(Activity): Should a line below contain the word "screenshot", report it.

(Information supplied):
----------
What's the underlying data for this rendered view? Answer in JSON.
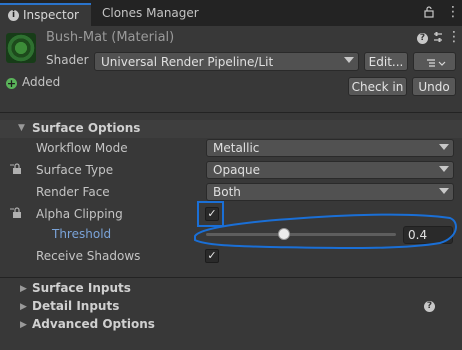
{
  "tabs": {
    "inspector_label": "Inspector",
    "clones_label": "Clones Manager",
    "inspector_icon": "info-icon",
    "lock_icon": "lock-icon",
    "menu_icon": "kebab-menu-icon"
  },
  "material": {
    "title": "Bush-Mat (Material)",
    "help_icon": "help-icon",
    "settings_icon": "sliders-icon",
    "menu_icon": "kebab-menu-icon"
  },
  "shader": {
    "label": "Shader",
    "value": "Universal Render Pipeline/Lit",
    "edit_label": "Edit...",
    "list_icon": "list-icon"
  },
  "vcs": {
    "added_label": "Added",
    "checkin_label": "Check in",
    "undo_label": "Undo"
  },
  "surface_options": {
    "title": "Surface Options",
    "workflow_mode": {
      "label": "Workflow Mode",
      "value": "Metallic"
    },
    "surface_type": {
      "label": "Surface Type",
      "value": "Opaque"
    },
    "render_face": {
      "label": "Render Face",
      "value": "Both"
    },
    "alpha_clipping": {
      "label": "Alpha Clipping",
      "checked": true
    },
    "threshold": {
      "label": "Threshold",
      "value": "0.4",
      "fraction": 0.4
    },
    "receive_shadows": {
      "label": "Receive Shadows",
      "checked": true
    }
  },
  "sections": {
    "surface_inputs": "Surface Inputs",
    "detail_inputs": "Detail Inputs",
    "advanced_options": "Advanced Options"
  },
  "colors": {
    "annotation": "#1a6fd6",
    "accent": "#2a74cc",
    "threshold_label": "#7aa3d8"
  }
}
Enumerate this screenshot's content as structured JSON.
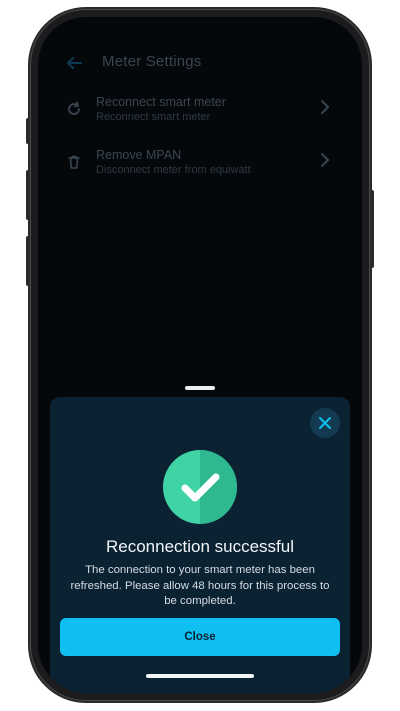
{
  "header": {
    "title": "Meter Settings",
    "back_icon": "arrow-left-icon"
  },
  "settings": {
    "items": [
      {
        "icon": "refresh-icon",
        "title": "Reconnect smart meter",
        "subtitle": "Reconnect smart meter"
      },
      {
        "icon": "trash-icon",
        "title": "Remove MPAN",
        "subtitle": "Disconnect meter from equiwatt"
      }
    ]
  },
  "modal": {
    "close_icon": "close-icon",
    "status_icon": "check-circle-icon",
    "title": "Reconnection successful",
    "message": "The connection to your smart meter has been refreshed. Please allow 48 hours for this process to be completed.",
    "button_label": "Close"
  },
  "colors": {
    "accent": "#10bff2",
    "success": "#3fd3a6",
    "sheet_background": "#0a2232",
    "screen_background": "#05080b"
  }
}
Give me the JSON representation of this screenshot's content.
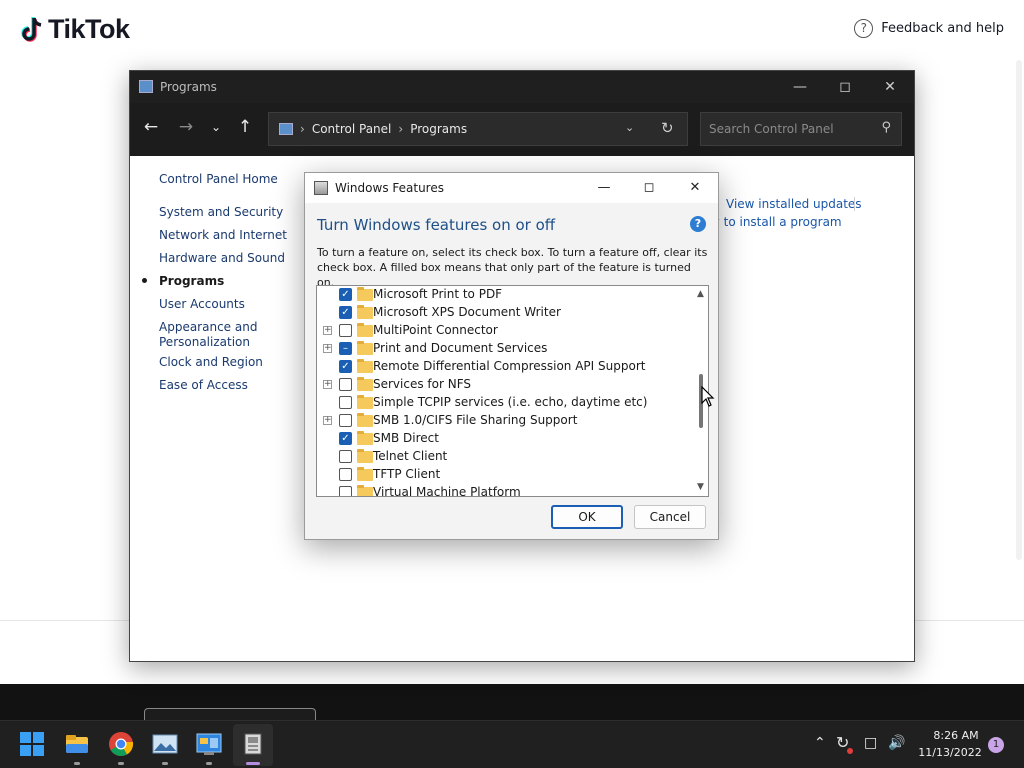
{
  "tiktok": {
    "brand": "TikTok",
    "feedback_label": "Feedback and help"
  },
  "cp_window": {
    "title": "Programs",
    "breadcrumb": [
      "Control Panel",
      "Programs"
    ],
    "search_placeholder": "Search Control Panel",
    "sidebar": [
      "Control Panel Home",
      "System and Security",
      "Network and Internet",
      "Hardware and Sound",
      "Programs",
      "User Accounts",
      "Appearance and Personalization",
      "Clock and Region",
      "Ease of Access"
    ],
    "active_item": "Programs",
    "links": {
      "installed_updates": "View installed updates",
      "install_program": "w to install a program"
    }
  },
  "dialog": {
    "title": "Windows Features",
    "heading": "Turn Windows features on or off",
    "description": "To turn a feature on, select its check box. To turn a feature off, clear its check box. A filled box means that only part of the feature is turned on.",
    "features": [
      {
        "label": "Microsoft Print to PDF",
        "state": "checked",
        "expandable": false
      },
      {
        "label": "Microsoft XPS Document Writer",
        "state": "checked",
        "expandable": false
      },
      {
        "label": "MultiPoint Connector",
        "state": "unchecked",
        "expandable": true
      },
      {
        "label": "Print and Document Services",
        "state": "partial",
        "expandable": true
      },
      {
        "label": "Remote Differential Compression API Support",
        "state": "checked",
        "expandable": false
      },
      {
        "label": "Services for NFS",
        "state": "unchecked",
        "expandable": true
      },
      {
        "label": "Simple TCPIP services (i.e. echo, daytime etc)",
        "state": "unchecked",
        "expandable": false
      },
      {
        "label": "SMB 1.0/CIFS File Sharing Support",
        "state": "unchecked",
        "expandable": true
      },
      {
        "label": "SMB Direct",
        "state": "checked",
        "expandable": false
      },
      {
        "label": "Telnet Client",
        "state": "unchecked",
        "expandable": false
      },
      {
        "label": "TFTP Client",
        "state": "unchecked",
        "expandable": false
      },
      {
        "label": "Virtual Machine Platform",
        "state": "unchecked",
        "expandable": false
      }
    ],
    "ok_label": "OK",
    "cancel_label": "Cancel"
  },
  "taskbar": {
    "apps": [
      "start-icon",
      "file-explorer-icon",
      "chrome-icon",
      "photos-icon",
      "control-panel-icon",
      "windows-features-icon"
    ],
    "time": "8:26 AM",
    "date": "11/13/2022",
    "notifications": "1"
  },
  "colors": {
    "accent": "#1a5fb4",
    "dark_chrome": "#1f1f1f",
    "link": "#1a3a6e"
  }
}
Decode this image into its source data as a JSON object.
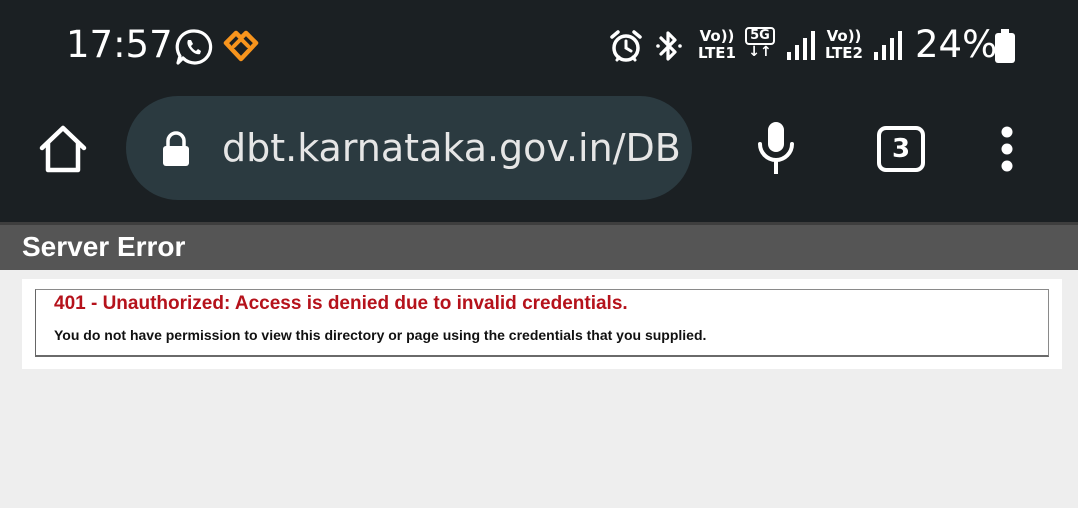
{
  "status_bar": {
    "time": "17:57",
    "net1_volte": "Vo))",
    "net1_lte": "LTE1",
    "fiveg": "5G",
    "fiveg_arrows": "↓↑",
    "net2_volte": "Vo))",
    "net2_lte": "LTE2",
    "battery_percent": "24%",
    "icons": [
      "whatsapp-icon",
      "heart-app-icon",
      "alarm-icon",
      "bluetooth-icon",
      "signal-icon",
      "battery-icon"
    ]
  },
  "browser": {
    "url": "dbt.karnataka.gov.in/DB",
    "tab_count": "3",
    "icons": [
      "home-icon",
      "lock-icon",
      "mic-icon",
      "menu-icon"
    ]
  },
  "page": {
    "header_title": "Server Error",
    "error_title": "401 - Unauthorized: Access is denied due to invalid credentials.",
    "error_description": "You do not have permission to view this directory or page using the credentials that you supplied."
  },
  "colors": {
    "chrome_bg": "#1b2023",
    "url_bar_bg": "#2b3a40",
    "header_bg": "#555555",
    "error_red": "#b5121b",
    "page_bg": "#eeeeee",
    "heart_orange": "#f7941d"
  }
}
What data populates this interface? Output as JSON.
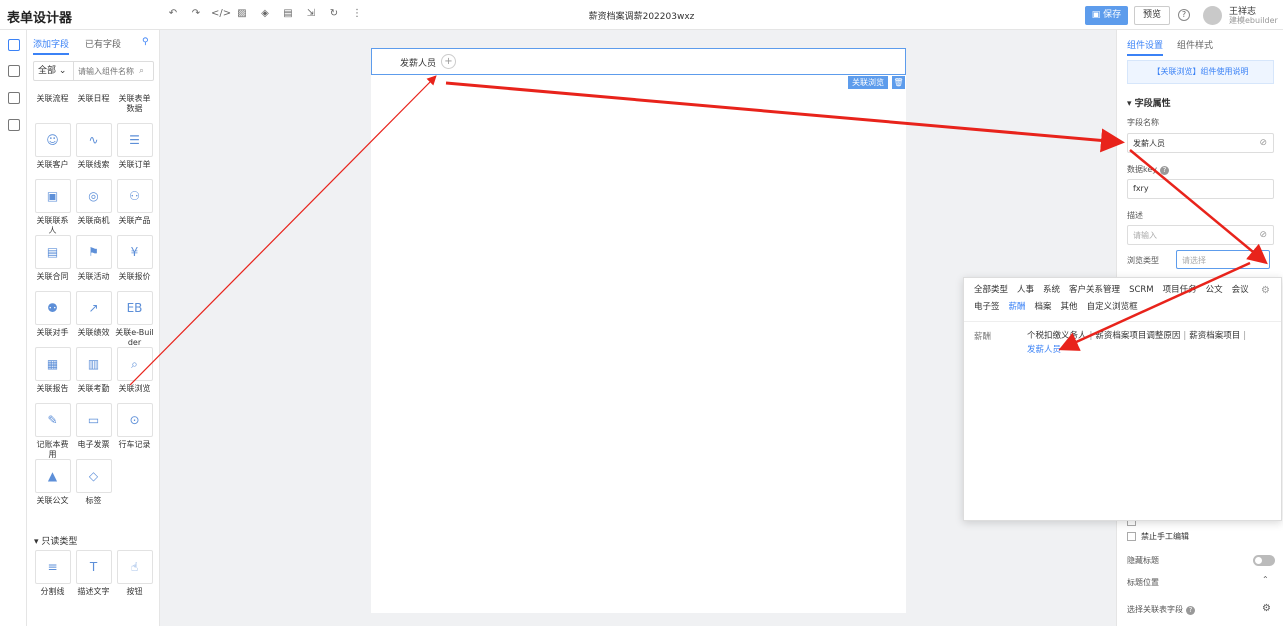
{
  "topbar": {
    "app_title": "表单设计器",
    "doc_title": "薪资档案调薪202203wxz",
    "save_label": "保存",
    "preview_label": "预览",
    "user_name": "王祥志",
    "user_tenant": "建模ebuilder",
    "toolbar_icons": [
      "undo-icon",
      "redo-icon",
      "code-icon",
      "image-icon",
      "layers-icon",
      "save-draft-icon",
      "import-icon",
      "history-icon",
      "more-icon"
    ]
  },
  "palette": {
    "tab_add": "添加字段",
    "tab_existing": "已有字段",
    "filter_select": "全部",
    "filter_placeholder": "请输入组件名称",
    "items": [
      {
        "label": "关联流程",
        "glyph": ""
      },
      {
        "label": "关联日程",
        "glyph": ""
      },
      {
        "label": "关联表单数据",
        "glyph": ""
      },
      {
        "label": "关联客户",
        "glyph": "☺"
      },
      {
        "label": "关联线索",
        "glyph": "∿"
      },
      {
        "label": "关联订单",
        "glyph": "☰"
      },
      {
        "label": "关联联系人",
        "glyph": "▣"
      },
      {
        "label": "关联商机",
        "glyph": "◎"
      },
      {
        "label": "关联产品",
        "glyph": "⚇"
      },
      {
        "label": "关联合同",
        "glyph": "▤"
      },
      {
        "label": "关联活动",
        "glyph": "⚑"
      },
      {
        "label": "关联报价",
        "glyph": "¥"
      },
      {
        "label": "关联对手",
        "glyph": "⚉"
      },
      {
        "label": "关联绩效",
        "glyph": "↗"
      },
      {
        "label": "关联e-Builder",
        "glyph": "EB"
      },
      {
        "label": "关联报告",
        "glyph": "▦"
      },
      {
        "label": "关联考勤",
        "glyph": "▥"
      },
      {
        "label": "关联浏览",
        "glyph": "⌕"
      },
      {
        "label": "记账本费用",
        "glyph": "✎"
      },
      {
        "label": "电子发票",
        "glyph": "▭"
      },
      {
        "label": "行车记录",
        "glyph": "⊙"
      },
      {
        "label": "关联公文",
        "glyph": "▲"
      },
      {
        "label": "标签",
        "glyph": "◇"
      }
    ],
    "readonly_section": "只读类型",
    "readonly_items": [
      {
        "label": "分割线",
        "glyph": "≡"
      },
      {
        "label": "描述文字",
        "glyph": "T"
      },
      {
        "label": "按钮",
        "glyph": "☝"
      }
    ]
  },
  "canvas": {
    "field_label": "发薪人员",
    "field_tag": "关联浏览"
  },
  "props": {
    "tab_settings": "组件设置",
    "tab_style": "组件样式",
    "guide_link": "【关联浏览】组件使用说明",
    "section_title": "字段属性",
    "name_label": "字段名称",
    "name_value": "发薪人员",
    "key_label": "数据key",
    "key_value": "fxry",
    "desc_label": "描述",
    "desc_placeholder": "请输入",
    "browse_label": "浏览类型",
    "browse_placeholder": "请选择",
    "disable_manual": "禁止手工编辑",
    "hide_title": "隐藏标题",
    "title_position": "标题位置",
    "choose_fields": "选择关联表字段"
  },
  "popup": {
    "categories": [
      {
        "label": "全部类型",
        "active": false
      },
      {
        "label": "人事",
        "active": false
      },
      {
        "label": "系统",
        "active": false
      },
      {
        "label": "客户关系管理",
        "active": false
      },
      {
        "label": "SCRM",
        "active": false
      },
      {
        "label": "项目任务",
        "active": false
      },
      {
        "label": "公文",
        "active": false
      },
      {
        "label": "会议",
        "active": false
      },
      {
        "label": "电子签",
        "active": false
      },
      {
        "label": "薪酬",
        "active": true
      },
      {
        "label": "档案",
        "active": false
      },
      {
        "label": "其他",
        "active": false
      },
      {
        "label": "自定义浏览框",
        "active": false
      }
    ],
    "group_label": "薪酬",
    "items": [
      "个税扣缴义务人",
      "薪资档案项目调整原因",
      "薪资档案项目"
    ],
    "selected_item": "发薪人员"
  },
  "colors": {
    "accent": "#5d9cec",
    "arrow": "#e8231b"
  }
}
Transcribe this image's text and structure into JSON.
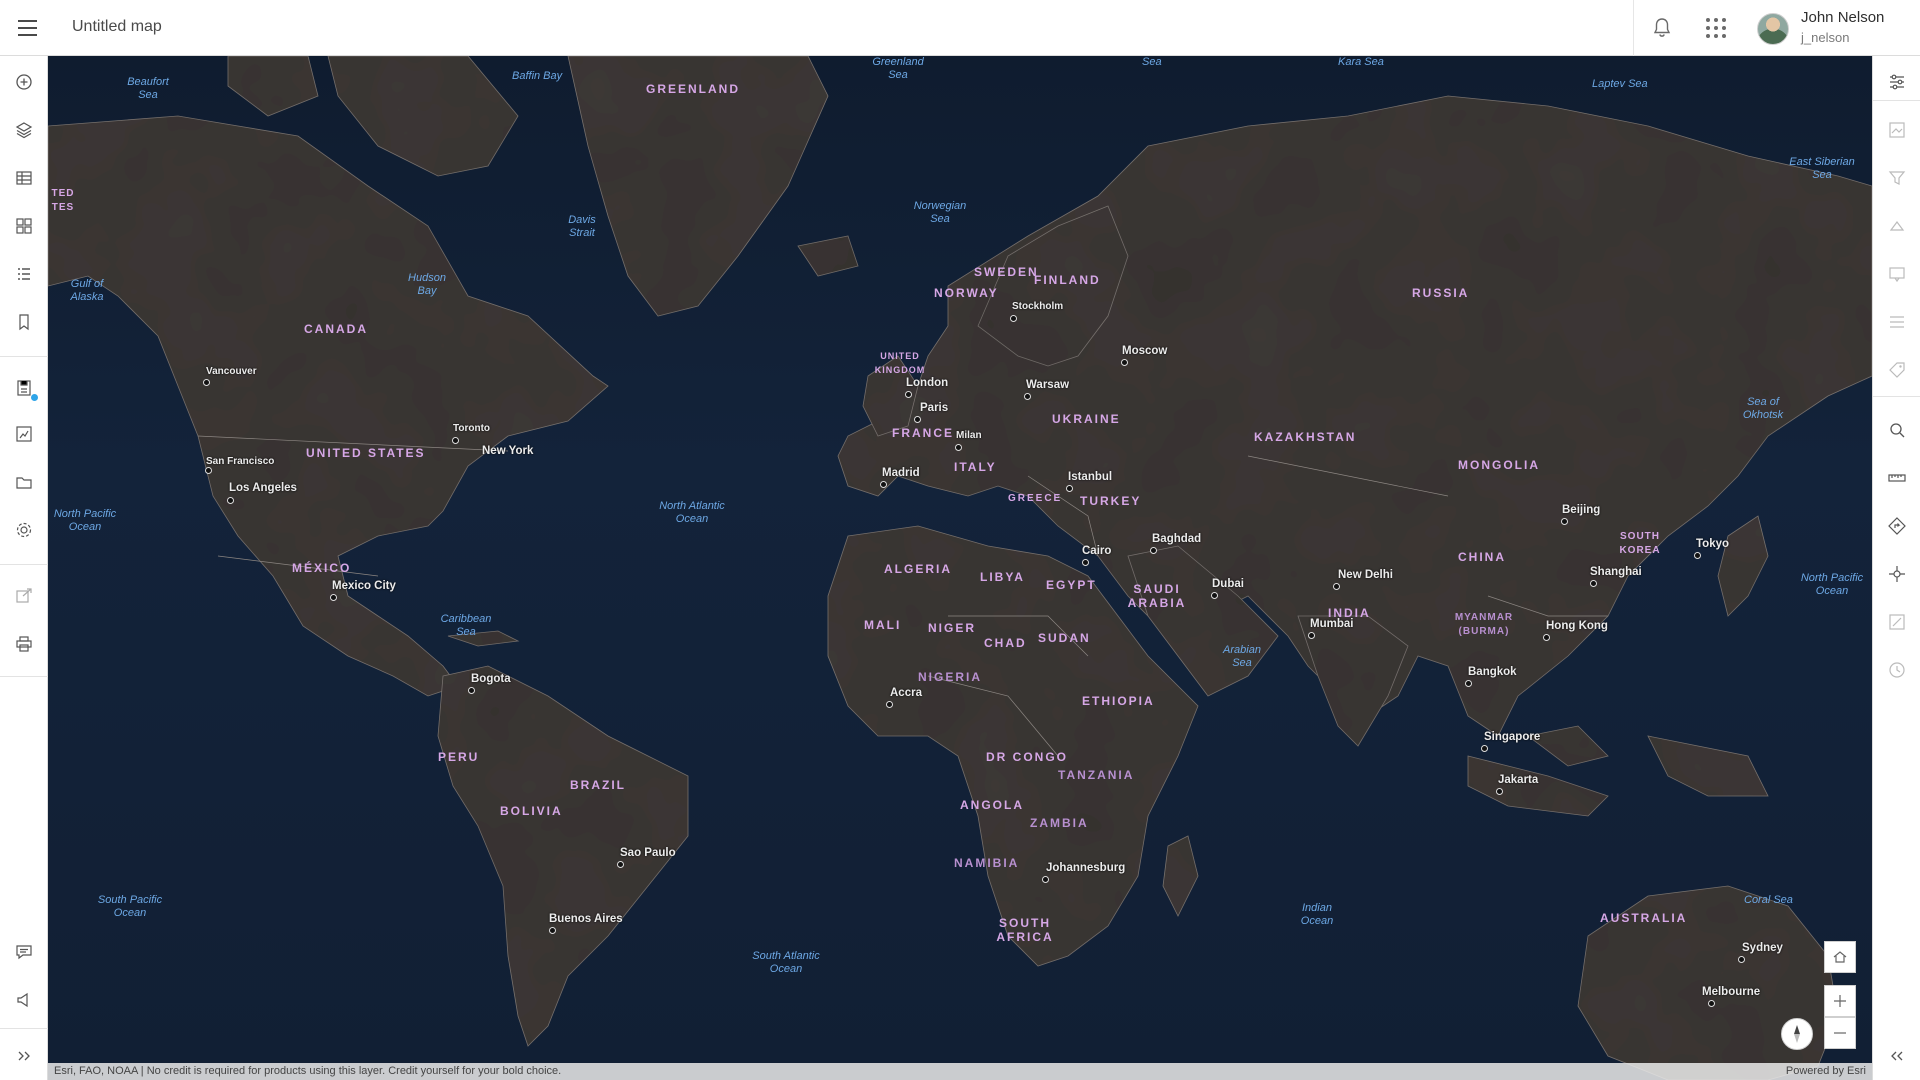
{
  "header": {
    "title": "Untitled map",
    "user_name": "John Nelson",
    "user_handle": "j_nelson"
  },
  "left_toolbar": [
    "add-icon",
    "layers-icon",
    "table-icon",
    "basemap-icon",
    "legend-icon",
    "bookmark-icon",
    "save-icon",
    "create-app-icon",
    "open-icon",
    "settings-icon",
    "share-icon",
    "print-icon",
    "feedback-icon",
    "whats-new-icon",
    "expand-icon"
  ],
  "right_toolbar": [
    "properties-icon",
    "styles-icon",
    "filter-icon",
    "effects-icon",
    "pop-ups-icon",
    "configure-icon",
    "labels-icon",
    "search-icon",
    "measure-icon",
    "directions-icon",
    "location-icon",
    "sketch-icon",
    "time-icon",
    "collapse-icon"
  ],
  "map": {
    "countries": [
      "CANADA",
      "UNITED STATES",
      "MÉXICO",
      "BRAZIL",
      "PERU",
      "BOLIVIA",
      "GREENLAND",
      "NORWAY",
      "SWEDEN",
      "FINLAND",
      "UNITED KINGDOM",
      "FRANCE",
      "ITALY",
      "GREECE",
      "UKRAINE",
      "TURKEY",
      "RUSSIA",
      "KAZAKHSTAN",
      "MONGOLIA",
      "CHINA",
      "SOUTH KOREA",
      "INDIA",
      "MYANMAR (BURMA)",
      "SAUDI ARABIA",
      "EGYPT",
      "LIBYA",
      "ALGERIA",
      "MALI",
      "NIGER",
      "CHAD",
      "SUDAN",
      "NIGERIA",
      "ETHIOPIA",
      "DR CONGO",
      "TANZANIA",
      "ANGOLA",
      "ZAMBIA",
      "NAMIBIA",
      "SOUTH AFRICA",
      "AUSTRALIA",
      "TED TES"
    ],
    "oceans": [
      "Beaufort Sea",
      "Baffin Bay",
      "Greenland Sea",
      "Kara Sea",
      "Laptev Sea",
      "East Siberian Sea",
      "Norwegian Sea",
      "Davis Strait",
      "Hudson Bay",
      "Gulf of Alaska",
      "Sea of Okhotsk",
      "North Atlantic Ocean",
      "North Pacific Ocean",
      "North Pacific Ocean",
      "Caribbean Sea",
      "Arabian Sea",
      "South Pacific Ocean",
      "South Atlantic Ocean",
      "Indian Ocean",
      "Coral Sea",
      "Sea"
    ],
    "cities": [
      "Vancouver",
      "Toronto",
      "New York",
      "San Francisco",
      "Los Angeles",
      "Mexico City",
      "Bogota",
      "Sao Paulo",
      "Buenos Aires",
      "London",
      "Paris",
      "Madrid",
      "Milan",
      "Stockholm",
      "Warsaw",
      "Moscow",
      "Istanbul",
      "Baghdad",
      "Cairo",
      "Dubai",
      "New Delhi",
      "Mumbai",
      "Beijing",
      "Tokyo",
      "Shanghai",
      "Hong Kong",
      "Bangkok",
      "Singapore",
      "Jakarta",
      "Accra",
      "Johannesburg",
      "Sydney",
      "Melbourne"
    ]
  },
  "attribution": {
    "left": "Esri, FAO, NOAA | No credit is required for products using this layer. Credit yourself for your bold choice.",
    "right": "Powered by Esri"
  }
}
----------
(Response for this exercise):
Enumerate this screenshot's content as structured JSON.
Give me the JSON representation of this screenshot's content.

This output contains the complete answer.